Bugging Out

On Being Cursed By a Prayer Plant

The first time I saw mealybugs was on my prayer plant back in Los Angeles. I had just began my obsession with plants and had no idea what I was looking at or that they were a problem; all I knew was my beautiful, leafy dark green and purple wonder was suddenly dotted with little, white furry specs. After wiping them off only to watch more reappear a few days later, I asked my neighbor, who I figured might know about these things because she was a bit farther along in her plant obsession than me.

"Ohhhhh," she said when I described what was happening. "Sounds like you have mealybugs."

"They're bugs?!" I gasped, entirely too dramatically for someone who had recently described himself as an "urban farmer" in an Instagram post.

She then went on to detail what sounded like a very time-consuming process to remedy the situation; isolate the plant so they don't spread, use Q-tips soaked in rubbing alcohol to remove the bugs you can see and then spray down the whole plant with a combination of neem oil and water, which will help kill anything you can't see and prevent further infections.

I followed the first step and isolated the plant in the dumpster.

I immediately felt guilty about it though, and prayed to the prayer plant gods for forgiveness, promising to do better the next time.

The next time came shortly after moving into our house in Mexico, which I promptly filled with every tropical plant I could find. After the first week, I noticed the white, furry monsters were back, peeking out at me from the giant pothos cascading over the top of our fridge.

My prayers were being tested.

I immediately ordered some neem oil and rubbing alcohol and got to work.
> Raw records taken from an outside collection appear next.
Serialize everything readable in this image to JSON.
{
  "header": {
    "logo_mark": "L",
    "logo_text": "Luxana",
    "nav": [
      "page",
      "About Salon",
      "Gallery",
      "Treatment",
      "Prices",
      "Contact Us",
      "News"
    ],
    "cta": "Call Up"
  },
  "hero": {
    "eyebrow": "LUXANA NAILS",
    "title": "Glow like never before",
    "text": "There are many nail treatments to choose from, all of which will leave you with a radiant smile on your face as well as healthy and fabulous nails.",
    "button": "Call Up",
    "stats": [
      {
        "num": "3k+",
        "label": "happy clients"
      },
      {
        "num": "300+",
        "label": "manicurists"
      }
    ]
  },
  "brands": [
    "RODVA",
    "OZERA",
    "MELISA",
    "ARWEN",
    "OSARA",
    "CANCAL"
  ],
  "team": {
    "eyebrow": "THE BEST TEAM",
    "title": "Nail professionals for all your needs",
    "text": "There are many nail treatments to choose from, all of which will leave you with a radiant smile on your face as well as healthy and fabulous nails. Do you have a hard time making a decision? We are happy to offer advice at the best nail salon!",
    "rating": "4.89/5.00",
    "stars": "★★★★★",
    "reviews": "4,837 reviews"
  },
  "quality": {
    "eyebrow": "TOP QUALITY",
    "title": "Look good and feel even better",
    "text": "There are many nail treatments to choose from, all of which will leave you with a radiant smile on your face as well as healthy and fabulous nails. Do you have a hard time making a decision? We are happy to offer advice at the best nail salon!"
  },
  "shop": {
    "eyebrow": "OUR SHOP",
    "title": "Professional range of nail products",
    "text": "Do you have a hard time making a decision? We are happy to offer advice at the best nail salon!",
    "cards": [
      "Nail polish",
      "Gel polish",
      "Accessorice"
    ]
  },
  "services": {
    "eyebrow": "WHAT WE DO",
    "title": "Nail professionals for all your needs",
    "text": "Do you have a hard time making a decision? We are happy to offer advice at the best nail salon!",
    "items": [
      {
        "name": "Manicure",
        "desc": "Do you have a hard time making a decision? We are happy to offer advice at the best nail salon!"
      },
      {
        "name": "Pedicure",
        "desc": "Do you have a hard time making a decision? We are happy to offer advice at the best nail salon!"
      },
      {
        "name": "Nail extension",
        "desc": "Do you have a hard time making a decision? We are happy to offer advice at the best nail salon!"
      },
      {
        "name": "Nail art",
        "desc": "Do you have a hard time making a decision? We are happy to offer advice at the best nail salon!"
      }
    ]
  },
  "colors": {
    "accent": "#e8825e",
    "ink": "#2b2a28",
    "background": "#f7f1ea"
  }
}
I placed him in "plant jail," also known as our laundry room and apologized, telling him it was for his own good and also reminding him it was better than the dumpster.

Then I visited him once a day, dutifully dabbing the fuzzy dots which kept reappearing on his leaves, no matter how much I dabbed or spritzed with neem oil.

Two weeks later, when the problem seemed to be getting worse and not better, I decided to do what I probably should have done in the first place: search the internet for solutions. Wading through articles offering the same remedies I already tried, I found a video on YouTube with a chipper home gardner in one of the Carolinas gleefully filming her collection of porch plants, all of which were covered in mealy bugs.

She relayed into the camera she wasn't sure how it had gotten this bad (me neither, Judy), but she was not worried and over the next twenty minutes she scrubbed every plant from tip to root in water and soap (I can use soap?) and by the end of the video they were good as new. While she dunked her plants' roots into the sink, she explained how mealybugs like to lay their eggs in the dark, damp soil and if you don't get at the root of the problem (good one, Judy) you're just playing a never-ending game of whack-a-mole.

I'm playing a never-ending game of whack-a-mole.

I immediately took apart the giant plant and found hundreds of bugs clinging to the root ball (I'm itching just writing this). Over the next hour I untangled the roots and washed them in warm water with a dash of soap (because everything in the South is measured in dashes) and when David came downstairs after work, I had covered the entire kitchen counter in long, stretching green pothos vines, and was examining each one carefully, mumbling about whacking moles.

I reconstructed the plant into a couple of smaller containers and placed them around the house, eyeing them like an overeager RA, daring any bugs to show their faces. Which they didn't. Maybe I am an urban farmer.

And then I spotted them in the other five pothos I love, draped over the wall in our stairway.

Somewhere the prayer plant is laughing at me.

For weeks I've taken them in and out of isolation, washing roots and covering them with neem oil. Every time I walk up or down the stairs I examine their leaves, which despite the onslaught of bugs and my attempts to scrub them clean, have actually held up surprisingly well.

The other day, sitting on the stairs and dabbing yet another leaf with rubbing alcohol, I was thinking about what happens to these bugs in nature. Something must eat them, I reasoned, because the glorious pothos I see growing around Mérida, wrapping themselves around the trees and lining the ground do not require regular treatments with Q-tips. And living jungle-adjacent, we have our fair share of creatures traipsing through the house at any given time; maybe instead of sweeping them outside, I should be tossing some into our plants? Have I been throwing away the answer to my problem this whole time?

"What eats mealybugs?" I typed into Google, hoping it was something easily accessible. I can't be the first person to ask this. Or maybe I am? Should I make a YouTube video with my natural solution to mealy bugs? Is this going to be my big break?

But a somewhat tired woman in what sounded like New Jersey had beat me to it; it turns out ladybugs love mealybugs, so she ordered a bag of ladybugs (you can order ladybugs?) and her garage was now covered in them. As she stood there recording her mealybug-free plants, swarms of tiny red dots flew around, landing on her hair and shoulders and also the camera.

"I didn't know how fast ladybugs reproduce," she sighed, picking them out of her long blonde hair. "But I don't have any more mealybugs."

I looked at down my Q-tip and decided to keep dabbing.